TASK DESCRIPTION:
Would you please reproduce all the entries word for word, minus the pictures?

DATA SUPPLIED:
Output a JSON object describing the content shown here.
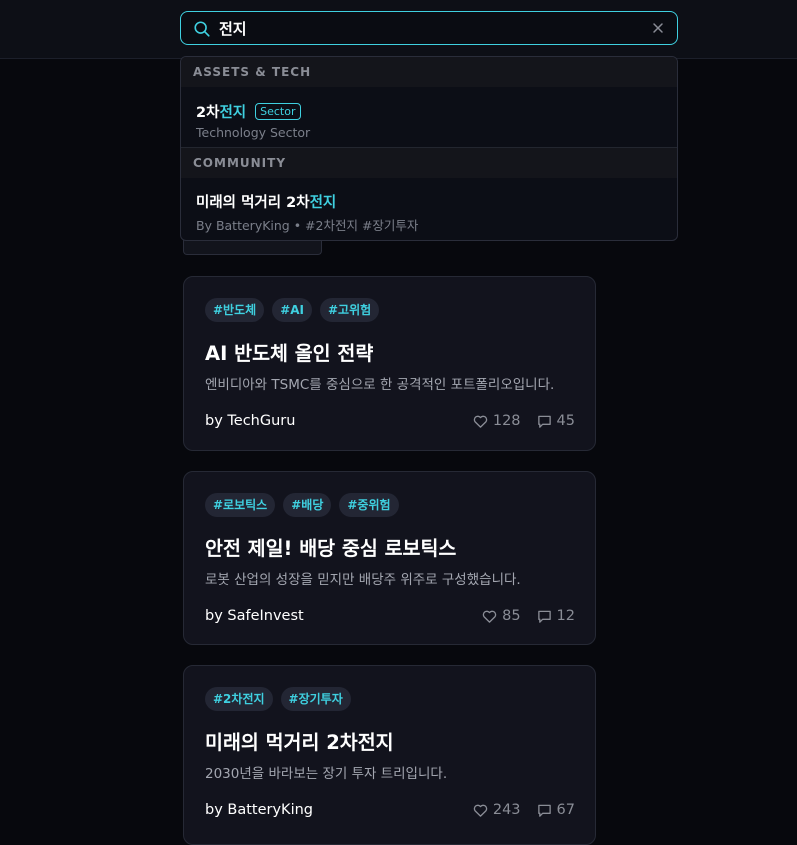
{
  "search": {
    "query": "전지",
    "placeholder": ""
  },
  "dropdown": {
    "sections": [
      {
        "header": "ASSETS & TECH",
        "result": {
          "title_prefix": "2차",
          "title_highlight": "전지",
          "badge": "Sector",
          "subtitle": "Technology Sector"
        }
      },
      {
        "header": "COMMUNITY",
        "result": {
          "title_prefix": "미래의 먹거리 2차",
          "title_highlight": "전지",
          "subtitle": "By BatteryKing • #2차전지 #장기투자"
        }
      }
    ]
  },
  "cards": [
    {
      "tags": [
        "#반도체",
        "#AI",
        "#고위험"
      ],
      "title": "AI 반도체 올인 전략",
      "description": "엔비디아와 TSMC를 중심으로 한 공격적인 포트폴리오입니다.",
      "author": "by TechGuru",
      "likes": "128",
      "comments": "45"
    },
    {
      "tags": [
        "#로보틱스",
        "#배당",
        "#중위험"
      ],
      "title": "안전 제일! 배당 중심 로보틱스",
      "description": "로봇 산업의 성장을 믿지만 배당주 위주로 구성했습니다.",
      "author": "by SafeInvest",
      "likes": "85",
      "comments": "12"
    },
    {
      "tags": [
        "#2차전지",
        "#장기투자"
      ],
      "title": "미래의 먹거리 2차전지",
      "description": "2030년을 바라보는 장기 투자 트리입니다.",
      "author": "by BatteryKing",
      "likes": "243",
      "comments": "67"
    }
  ],
  "icons": {
    "search": "search-icon",
    "clear": "close-icon",
    "like": "heart-icon",
    "comment": "comment-icon"
  },
  "colors": {
    "accent": "#3fd0e0",
    "background": "#07080d",
    "card": "#12131d"
  }
}
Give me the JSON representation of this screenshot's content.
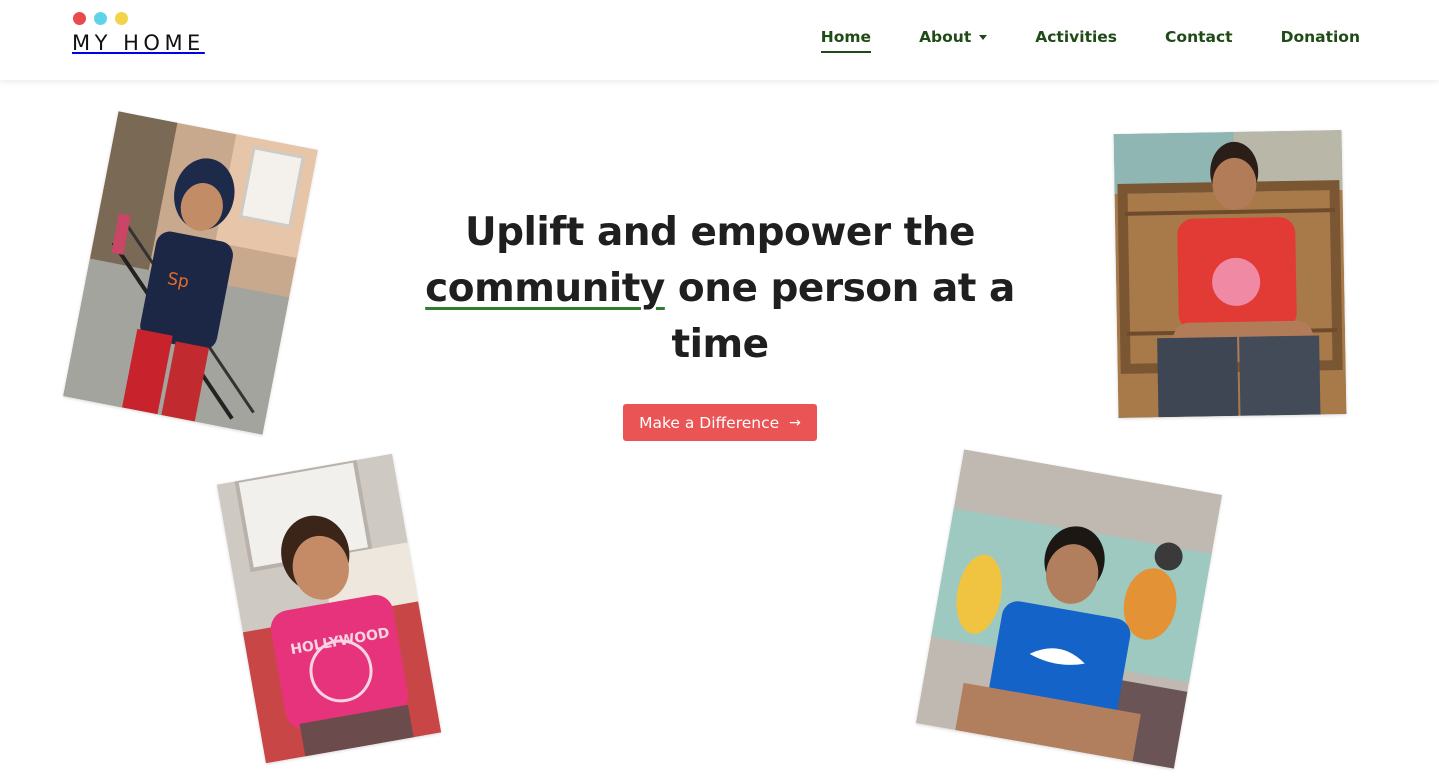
{
  "brand": {
    "name": "MY HOME",
    "dot_colors": [
      "#e94b4b",
      "#5fd4e8",
      "#f3d34a"
    ]
  },
  "nav": {
    "items": [
      {
        "label": "Home",
        "active": true
      },
      {
        "label": "About",
        "dropdown": true
      },
      {
        "label": "Activities"
      },
      {
        "label": "Contact"
      },
      {
        "label": "Donation"
      }
    ]
  },
  "hero": {
    "title_part1": "Uplift and empower the ",
    "title_highlight": "community",
    "title_part2": " one person at a time",
    "cta_label": "Make a Difference",
    "cta_icon": "arrow-right-icon"
  },
  "colors": {
    "nav_text": "#1e4b16",
    "cta_bg": "#ea5455",
    "underline": "#2e7d32"
  },
  "photos": [
    {
      "name": "photo-boy-blue-hoodie"
    },
    {
      "name": "photo-boy-red-shirt"
    },
    {
      "name": "photo-girl-pink-shirt"
    },
    {
      "name": "photo-boy-blue-shirt"
    }
  ]
}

EXERCISE SOLUTION:
Output a JSON object describing the content shown here.
{
  "search": {
    "query": "전지",
    "placeholder": ""
  },
  "dropdown": {
    "sections": [
      {
        "header": "ASSETS & TECH",
        "result": {
          "title_prefix": "2차",
          "title_highlight": "전지",
          "badge": "Sector",
          "subtitle": "Technology Sector"
        }
      },
      {
        "header": "COMMUNITY",
        "result": {
          "title_prefix": "미래의 먹거리 2차",
          "title_highlight": "전지",
          "subtitle": "By BatteryKing • #2차전지 #장기투자"
        }
      }
    ]
  },
  "cards": [
    {
      "tags": [
        "#반도체",
        "#AI",
        "#고위험"
      ],
      "title": "AI 반도체 올인 전략",
      "description": "엔비디아와 TSMC를 중심으로 한 공격적인 포트폴리오입니다.",
      "author": "by TechGuru",
      "likes": "128",
      "comments": "45"
    },
    {
      "tags": [
        "#로보틱스",
        "#배당",
        "#중위험"
      ],
      "title": "안전 제일! 배당 중심 로보틱스",
      "description": "로봇 산업의 성장을 믿지만 배당주 위주로 구성했습니다.",
      "author": "by SafeInvest",
      "likes": "85",
      "comments": "12"
    },
    {
      "tags": [
        "#2차전지",
        "#장기투자"
      ],
      "title": "미래의 먹거리 2차전지",
      "description": "2030년을 바라보는 장기 투자 트리입니다.",
      "author": "by BatteryKing",
      "likes": "243",
      "comments": "67"
    }
  ],
  "icons": {
    "search": "search-icon",
    "clear": "close-icon",
    "like": "heart-icon",
    "comment": "comment-icon"
  },
  "colors": {
    "accent": "#3fd0e0",
    "background": "#07080d",
    "card": "#12131d"
  }
}
Give me the JSON representation of this screenshot's content.
{
  "brand": {
    "name": "MY HOME",
    "dot_colors": [
      "#e94b4b",
      "#5fd4e8",
      "#f3d34a"
    ]
  },
  "nav": {
    "items": [
      {
        "label": "Home",
        "active": true
      },
      {
        "label": "About",
        "dropdown": true
      },
      {
        "label": "Activities"
      },
      {
        "label": "Contact"
      },
      {
        "label": "Donation"
      }
    ]
  },
  "hero": {
    "title_part1": "Uplift and empower the ",
    "title_highlight": "community",
    "title_part2": " one person at a time",
    "cta_label": "Make a Difference",
    "cta_icon": "arrow-right-icon"
  },
  "colors": {
    "nav_text": "#1e4b16",
    "cta_bg": "#ea5455",
    "underline": "#2e7d32"
  },
  "photos": [
    {
      "name": "photo-boy-blue-hoodie"
    },
    {
      "name": "photo-boy-red-shirt"
    },
    {
      "name": "photo-girl-pink-shirt"
    },
    {
      "name": "photo-boy-blue-shirt"
    }
  ]
}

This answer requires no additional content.